Nobel Prize-winning US biologist Dr David Baltimore was once quoted as saying that a particular feature of the structure of SARS-CoV-2 was a ‘smoking gun’ for the theory that the virus had originated in a laboratory, but has since said that he may have overstated the case.

Dr Pillai added that he has immense faith in Chinese scientists and is inclined to believe that the virus came from some animal. “I do not think for the slightest that anyone would intentionally release a virus,” he said.

‘Flu vaccine does nothing against Covid’

Dr Pillai ruled out any possibility that the flu vaccine might give any protection against the SARS-Cov-2 virus. 

“Flu vaccine doesn’t help in Covid at all.
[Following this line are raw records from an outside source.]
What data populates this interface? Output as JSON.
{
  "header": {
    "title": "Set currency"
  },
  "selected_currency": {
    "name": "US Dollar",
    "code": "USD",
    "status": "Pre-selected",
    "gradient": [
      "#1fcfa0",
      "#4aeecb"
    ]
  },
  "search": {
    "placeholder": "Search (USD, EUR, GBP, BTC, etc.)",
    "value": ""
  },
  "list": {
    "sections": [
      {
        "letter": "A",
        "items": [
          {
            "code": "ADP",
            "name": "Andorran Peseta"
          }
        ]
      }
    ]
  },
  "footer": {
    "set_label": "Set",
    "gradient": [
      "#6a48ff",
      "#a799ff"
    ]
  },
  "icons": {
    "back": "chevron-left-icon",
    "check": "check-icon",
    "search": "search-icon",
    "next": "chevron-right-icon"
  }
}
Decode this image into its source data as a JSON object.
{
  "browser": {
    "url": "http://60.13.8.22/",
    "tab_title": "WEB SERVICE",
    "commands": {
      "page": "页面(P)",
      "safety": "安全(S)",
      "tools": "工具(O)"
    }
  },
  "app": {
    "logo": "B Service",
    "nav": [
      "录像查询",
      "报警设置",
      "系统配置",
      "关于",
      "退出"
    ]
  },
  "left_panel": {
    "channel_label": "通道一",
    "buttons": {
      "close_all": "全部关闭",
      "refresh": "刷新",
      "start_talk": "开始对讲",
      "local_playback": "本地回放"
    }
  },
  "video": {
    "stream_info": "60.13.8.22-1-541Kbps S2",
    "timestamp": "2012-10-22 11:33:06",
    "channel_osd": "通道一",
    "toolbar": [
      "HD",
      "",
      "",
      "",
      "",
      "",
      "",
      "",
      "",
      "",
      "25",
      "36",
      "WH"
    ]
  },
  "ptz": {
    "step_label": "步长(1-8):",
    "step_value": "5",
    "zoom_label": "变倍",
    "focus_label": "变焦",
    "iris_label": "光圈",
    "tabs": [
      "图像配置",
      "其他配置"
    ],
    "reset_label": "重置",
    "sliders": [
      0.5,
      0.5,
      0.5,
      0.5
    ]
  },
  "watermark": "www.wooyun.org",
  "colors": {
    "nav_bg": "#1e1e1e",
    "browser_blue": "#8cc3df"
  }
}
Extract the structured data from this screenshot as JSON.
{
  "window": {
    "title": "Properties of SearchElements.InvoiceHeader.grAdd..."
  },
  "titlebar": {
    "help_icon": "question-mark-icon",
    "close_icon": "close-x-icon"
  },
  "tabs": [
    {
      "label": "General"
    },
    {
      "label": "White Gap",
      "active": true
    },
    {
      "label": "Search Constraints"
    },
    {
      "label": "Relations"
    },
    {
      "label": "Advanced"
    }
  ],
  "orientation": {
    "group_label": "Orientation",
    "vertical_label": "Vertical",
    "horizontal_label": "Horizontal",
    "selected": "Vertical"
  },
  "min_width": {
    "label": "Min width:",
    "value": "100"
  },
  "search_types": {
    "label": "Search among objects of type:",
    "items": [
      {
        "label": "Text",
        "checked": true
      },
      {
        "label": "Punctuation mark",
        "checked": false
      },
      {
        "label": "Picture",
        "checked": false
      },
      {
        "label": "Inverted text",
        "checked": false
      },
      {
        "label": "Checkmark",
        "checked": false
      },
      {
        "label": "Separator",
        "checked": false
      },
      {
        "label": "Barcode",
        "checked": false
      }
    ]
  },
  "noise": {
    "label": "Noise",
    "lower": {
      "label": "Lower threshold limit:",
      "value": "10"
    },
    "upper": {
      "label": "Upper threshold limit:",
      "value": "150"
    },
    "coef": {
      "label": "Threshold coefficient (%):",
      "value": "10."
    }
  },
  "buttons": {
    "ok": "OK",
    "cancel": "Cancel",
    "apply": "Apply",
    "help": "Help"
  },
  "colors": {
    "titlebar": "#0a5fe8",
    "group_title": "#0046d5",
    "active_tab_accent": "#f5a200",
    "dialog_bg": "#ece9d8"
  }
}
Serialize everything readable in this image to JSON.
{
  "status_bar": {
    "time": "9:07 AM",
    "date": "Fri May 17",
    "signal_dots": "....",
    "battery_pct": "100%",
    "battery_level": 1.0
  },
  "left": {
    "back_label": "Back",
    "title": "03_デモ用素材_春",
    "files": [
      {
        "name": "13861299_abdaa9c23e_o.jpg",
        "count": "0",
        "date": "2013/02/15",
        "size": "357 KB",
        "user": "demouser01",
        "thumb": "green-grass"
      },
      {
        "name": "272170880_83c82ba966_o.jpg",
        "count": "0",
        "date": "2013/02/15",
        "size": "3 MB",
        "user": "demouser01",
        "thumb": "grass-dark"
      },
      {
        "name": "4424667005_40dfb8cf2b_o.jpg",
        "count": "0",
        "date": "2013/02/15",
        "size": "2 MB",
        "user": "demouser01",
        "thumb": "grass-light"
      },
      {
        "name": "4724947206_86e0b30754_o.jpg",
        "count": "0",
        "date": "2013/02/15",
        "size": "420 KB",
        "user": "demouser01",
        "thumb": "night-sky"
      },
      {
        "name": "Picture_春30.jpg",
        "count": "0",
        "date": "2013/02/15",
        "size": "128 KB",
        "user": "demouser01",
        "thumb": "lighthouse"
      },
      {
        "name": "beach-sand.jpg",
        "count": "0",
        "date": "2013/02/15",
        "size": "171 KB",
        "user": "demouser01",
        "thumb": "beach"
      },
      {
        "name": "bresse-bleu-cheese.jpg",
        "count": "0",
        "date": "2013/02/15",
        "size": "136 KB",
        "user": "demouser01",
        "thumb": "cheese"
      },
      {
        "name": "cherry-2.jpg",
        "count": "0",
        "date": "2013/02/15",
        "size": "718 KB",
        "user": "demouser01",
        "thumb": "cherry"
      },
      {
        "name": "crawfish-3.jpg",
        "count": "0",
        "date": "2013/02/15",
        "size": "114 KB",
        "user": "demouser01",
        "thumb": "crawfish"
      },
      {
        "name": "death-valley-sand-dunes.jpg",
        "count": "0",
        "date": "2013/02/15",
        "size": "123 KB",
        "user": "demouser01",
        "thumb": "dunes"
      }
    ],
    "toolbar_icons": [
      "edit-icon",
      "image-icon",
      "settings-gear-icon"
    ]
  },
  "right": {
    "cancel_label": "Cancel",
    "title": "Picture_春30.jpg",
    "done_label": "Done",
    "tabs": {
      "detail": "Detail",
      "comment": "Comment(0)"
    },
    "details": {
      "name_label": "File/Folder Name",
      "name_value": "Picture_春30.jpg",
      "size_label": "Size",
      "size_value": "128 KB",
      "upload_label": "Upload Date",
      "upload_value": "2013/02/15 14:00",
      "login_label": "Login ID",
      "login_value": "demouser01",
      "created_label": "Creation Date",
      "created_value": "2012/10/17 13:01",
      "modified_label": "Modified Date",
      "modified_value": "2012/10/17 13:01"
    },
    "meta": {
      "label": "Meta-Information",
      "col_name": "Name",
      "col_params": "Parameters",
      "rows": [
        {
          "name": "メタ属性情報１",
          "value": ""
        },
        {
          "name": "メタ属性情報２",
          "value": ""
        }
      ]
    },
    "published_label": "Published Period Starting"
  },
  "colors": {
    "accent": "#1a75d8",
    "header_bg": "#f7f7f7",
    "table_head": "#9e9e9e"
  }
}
Maybe it helps with the flu for some time. It’s directed against particular strains, important for elderly people. In hospitals like mine, everybody has to be vaccinated against the flu. The protection is not amazing but it’s better than nothing,” he said.

He also said that in a person whose nutritional status is good, supplements do not boost immunity. “If you are not malnourished, none of those things means anything. Eating is more important than a tonic,” he said, adding, “People want to do something to protect themselves, and the business world promotes those things. But it is garbage. But it’s not harmful.”

(Edited by Rohan Manoj)

Also read: ‘Deltacron is non-variant of no concern’: Why experts aren’t worried about Delta-Omicron ‘hybrid’


Subscribe to our channels on YouTube & Telegram

Why news media is in crisis & How you can fix it

India needs free, fair, non-hyphenated and questioning journalism even more as it faces multiple crises.

But the news media is in a crisis of its own. There have been brutal layoffs and pay-cuts. The best of journalism is shrinking, yielding to crude prime-time spectacle.

ThePrint has the finest young reporters, columnists and editors working for it. Sustaining journalism of this quality needs smart and thinking people like you to pay for it. Whether you live in India or overseas, you can do it here.

Support Our Journalism

Most Popular